■ EXERCISE REQUIREMENTS: Where does "heading" occur in the listing? Copy every line that holds it.

■ DATA FOR PROCESSING:
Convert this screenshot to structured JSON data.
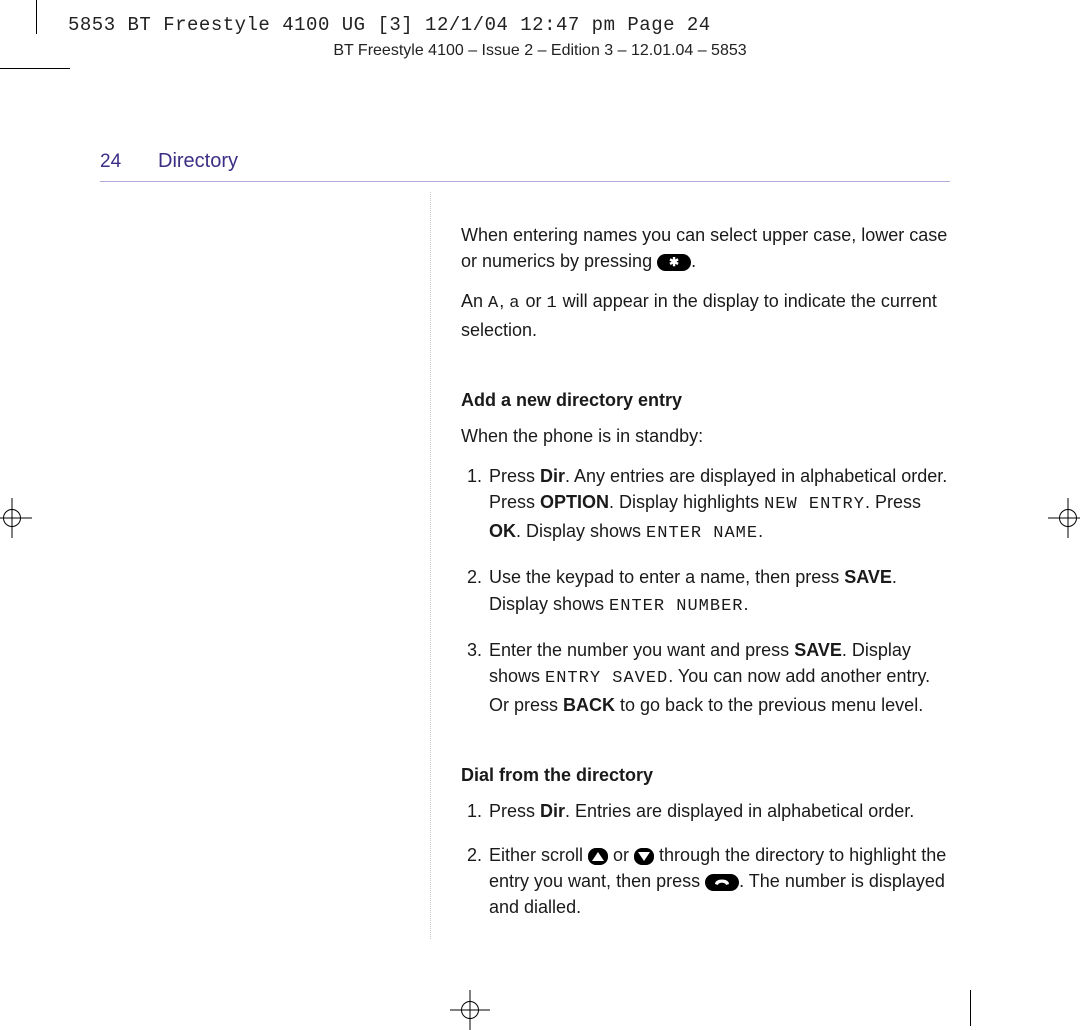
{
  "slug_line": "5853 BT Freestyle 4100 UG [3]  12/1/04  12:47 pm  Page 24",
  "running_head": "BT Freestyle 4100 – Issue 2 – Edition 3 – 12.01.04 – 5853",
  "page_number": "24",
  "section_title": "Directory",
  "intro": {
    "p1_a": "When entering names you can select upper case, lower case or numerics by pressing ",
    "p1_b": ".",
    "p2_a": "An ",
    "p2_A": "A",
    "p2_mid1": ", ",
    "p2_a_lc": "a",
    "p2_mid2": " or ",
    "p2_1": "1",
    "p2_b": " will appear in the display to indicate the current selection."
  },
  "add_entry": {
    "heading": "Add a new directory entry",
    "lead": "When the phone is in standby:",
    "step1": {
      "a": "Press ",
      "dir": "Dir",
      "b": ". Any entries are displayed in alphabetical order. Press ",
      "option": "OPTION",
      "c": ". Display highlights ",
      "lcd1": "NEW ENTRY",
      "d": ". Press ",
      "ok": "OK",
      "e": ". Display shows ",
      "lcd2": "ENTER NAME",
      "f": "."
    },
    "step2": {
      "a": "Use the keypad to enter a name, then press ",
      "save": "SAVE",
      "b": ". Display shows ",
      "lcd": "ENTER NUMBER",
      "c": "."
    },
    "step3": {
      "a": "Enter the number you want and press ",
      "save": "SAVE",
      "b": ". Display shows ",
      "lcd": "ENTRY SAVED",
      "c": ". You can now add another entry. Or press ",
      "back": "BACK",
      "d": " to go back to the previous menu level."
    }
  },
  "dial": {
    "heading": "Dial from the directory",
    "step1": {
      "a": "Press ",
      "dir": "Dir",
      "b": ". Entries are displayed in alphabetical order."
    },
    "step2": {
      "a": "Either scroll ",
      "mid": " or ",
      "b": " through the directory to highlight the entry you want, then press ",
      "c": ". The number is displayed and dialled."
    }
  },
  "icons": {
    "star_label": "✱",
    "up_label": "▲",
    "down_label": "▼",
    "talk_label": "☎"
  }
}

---

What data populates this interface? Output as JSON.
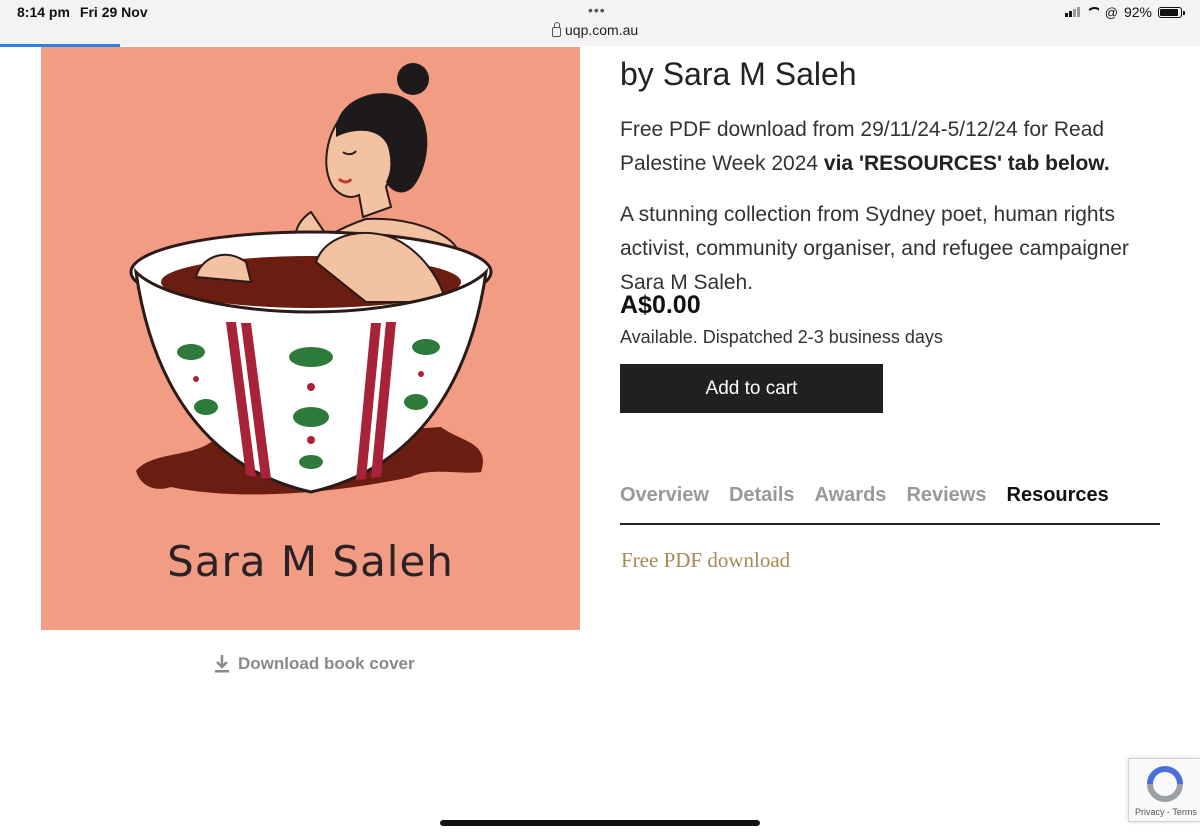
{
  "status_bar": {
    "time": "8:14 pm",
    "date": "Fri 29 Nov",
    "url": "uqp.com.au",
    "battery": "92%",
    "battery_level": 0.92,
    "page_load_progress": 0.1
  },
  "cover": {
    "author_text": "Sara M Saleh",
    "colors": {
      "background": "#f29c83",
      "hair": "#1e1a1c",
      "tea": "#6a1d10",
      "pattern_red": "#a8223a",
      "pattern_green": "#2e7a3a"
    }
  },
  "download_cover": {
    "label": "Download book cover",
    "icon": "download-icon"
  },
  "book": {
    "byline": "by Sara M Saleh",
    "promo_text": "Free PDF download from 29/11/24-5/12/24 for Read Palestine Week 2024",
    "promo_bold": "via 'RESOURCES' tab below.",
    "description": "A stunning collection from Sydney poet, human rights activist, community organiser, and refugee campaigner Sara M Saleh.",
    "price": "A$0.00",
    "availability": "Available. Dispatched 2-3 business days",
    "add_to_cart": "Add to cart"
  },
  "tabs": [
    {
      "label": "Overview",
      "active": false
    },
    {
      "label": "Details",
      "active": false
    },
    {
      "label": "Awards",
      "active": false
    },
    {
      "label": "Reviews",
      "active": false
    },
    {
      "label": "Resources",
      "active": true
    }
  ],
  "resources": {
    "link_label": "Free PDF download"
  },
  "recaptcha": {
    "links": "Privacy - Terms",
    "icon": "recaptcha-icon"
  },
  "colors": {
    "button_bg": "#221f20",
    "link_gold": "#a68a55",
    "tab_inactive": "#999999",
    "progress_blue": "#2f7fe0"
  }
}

■ RESPONSE:
    "heading": "Add a new directory entry",
    "heading": "Dial from the directory",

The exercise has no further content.